Lutyens was an English architect known for imaginatively adapting traditional architectural styles to the requirements of his era. He designed many English country houses, war memorials and public buildings.  He would also design furniture to fill his house designs to complete his vision, and promoted the arts and crafts movement with the most natural and raw state of materials exposed and celebrated.  He could be seen as the ‘mash-up’ architect in that he would mix architectural styles as he felt fit, and so created a postmodernist, non-judgmental approach to architecture at the time.  For this reason, he is in my list.

Decorative Artist & Designer (b1949)

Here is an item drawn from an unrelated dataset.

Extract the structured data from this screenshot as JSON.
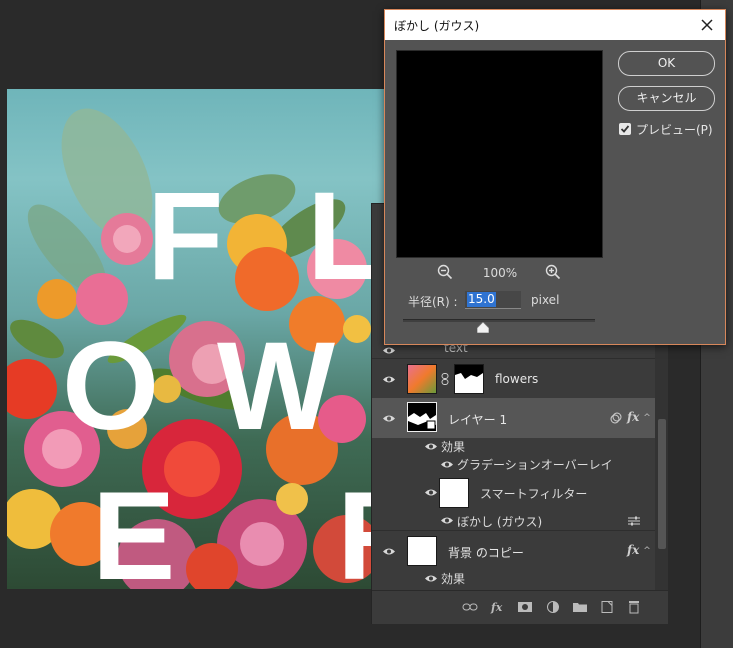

Annie Sloan is a British artist, colour expert and author. After studying Fine Art at university in the 1970s, Annie Sloan went on to write several books on traditional paints and decorative painting techniques, starting with The Complete Book of Decorative Paint Techniques in 1988. She developed her own line of decorative paint “Chalk Paint” in 1990.  From this she developed the ‘shabby chic’ look which has been prevalent for the last 20 years in home decor.  Some may curse her for it, but the mass appeal of the style shows how people buy into a look and follow it slavishly.  As a result it has been copied worldwide by manufacturers which shows the cultural significance of her work.  The actual recipe of her paints is an age old tradition harking back to distemper and lime paint which has become very limited in use, yet she has resurrected it hence inclusion on this list.

Photographer, set designer, interior designer (1904-1980)

Beaton was a multi talented designer across several disciplines, who created theatrical interior spaces.  His use of clashing colours and patterns show a return to colour after the austerity of the second world war, and he used to introduce ‘the vulgar’ into the traditional, sort of like the punk rocker of interiors at the time.  His clientele tended to be the aristocratic and the famous, who let him run riot in their homes.  His theatre, ballet and opera sets are inspirational, and still used today by The Royal Ballet and the Royal Opera House in productions.


THE DANISH -HYGGE  (Collectively)
Late 20th century onwards.

Hygge (/ˈhjuːɡə/ HEW-gə or /ˈhuːɡə/ HOO-gə) is a Danish word for a mood of coziness and comfortable conviviality with feelings of wellness and contentment. This covers an entire  interior movement of white interiors, sheepskins, natural materials and pared back interiors.   There is no one designer associated with this style, but given it’s enduring popularity I think it is worth including.  Like Shabby Chic, it appeals to the masses in that it is easy to achieve and promotes an appearance of ‘good taste’ and ‘style knowledge’ but is relatively easy to replicate and purchase off the shelf. 

Phillipe Stark, Designer (b1949)

This chair takes a subversive action, from mimicking a royal chair made for Louis XVI, and subverting it into modern day use.  It has sleek lines, can be stacked 6 high and is mass produced,  and takes the essence of the original into a postmodernist form.  As Starck himself said, the chair “has a mix of materials and styles based on our shared memories. We all own this piece in a way.”  This chair to me is rock’n’roll, and so included in the list.